Research, and the well-known lack of mental health care funding in jails and prisons, is not the only problem. Another, perhaps unexpected difficulty seems to stem from the hierarchical structure of jail and prison operations. Prison-based physicians I spoke to expressed concern that health care providers in the jail and prison system are frequently impaired by a type of dual loyalty: On one hand. the correctional physicians often see themselves as human rights workers. On the other, they usually function as a part of the “security apparatus” ultimately reporting to and working for wardens. Some jails and prisons are trying to address this by moving to models where the health system functions independently from security and corrections structures. While not a perfect solution (especially because of issues arising from having to function separately but cooperatively and collaboratively with the security operations), this model is preferred by many activists working within the system.

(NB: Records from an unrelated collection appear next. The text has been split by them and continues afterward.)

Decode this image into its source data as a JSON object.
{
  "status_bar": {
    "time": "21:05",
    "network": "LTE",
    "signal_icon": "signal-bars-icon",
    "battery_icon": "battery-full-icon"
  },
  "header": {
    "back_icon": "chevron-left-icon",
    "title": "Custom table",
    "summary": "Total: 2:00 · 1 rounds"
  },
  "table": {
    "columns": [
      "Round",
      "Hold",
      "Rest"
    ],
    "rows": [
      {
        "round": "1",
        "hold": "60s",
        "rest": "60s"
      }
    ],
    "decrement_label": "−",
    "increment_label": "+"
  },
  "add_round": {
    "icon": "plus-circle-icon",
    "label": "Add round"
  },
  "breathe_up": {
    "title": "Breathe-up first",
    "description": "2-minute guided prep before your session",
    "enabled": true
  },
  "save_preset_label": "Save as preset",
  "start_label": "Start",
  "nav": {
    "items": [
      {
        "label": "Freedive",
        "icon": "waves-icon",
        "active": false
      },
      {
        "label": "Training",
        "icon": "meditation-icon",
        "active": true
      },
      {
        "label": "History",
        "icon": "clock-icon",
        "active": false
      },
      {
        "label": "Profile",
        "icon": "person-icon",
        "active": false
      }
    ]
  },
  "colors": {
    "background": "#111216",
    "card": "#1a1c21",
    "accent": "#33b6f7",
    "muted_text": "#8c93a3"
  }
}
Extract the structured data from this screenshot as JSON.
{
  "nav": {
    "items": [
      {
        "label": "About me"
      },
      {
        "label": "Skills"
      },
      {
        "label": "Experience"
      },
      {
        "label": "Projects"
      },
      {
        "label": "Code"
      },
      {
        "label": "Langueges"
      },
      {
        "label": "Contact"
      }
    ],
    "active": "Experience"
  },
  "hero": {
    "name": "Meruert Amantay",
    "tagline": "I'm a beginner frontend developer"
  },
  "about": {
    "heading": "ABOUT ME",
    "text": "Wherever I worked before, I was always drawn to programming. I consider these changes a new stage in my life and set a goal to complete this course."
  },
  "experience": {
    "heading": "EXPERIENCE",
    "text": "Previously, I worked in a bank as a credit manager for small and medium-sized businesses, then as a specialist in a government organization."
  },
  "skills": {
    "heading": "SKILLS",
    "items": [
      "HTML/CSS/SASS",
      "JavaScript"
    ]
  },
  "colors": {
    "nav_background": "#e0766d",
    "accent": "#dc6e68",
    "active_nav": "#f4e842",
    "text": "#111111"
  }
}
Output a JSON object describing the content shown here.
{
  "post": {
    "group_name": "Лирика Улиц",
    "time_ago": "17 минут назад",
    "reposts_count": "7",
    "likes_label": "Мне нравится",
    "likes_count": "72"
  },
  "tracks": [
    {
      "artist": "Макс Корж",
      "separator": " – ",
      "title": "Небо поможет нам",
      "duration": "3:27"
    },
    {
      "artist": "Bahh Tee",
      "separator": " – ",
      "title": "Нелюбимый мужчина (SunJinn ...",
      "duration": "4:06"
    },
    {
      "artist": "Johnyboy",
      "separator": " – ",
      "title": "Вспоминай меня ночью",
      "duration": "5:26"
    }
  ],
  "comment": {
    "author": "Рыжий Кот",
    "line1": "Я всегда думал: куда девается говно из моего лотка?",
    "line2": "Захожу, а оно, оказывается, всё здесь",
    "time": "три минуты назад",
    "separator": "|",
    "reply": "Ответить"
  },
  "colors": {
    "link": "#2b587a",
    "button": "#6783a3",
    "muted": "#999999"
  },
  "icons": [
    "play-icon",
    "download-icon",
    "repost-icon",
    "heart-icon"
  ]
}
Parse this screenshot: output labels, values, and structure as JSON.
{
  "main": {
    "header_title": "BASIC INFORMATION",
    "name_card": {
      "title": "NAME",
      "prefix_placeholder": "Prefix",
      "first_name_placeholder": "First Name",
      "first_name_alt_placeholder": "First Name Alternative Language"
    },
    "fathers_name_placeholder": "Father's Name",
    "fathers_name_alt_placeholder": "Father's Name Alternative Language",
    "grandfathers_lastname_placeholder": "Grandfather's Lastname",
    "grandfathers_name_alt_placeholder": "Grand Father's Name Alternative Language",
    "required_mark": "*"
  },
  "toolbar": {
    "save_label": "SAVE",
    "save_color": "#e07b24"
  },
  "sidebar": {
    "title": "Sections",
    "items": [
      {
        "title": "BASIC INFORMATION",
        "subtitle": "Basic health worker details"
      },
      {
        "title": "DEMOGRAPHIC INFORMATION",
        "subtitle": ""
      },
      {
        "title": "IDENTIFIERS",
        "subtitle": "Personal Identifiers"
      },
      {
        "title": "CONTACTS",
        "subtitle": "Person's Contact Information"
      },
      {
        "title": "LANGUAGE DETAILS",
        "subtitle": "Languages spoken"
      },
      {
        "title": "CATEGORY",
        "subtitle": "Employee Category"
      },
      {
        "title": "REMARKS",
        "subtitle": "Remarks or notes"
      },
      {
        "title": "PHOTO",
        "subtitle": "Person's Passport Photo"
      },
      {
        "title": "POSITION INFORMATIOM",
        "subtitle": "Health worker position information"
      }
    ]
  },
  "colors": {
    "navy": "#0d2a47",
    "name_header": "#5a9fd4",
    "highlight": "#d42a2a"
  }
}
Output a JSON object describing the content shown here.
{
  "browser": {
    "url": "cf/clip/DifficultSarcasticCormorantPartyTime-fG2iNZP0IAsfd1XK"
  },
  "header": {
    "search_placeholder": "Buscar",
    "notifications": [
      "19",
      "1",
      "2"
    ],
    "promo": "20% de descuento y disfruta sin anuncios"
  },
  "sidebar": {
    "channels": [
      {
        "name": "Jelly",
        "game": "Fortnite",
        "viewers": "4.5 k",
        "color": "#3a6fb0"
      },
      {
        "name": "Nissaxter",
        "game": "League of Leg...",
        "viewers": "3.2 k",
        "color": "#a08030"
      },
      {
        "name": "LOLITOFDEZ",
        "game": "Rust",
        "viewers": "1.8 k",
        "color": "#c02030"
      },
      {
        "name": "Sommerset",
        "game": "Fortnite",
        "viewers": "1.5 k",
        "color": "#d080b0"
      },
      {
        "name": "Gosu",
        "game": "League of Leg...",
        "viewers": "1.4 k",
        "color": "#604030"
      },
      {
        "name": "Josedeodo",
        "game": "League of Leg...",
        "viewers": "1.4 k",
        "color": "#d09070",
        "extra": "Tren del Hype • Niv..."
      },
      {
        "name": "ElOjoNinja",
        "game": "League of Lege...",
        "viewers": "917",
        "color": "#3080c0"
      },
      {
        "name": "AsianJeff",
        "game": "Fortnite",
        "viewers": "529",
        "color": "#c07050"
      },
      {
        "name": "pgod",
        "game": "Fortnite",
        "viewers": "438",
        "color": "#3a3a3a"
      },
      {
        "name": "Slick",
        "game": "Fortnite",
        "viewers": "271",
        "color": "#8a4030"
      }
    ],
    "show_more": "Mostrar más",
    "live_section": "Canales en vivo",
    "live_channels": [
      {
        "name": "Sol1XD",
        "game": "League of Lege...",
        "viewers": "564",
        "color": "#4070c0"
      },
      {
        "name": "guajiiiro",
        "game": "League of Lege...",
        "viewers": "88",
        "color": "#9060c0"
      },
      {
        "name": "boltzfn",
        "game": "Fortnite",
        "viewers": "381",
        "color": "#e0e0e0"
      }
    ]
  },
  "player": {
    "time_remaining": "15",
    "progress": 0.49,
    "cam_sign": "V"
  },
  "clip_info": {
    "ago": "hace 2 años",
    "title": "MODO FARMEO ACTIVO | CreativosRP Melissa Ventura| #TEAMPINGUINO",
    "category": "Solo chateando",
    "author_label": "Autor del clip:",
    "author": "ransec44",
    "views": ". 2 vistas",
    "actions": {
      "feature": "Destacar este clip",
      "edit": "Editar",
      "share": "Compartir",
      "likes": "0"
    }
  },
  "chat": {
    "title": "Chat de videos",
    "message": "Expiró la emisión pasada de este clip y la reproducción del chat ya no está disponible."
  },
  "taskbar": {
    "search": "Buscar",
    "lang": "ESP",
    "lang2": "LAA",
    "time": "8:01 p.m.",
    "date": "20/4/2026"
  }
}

The deepest root of the problem though, argues Winetsky, is that our treatment of inmates reflects who we are as a nation: “We are willing to invest in the construction of facilities to separate ourselves from people—often the most vulnerable members of society—with criminal justice involvement, but are not willing to invest in helping to rebuild their lives to prevent them from reoffending.” It is no wonder that prisoners’ mental health isn’t at the top of the list.
Back when I was frequently treating Rikers patients, I was often asked by my friends and family if I was ever scared of the inmates. Mostly not, I told them truthfully. I often found the detainees seemed more scared than I was. I recall patients like a deeply shaken young Latino man I treated one evening. He said he was afraid for his safety and that other inmates had already brutalized him, leading to that hospital visit for the mild head injury he had endured. He begged me not to send him back to the jail, saying he was afraid that the gangs would hurt him again. He asked me if I could please get him transferred to another building at least. I told him that I was his doctor, not his warden, and the most I could do was include his concerns in my discharge summary, which would be read by the staff at the jail.
I now realize that he almost perfectly fit the profile of an inmate at risk of hurting himself. I don’t know what happened to him, but I wish I had been more able to help. Medically speaking, it may have been life-saving.
Disclaimer: The opinions expressed in this article are solely those of the author and do not reflect the views and opinions of Brigham and Women’s Hospital.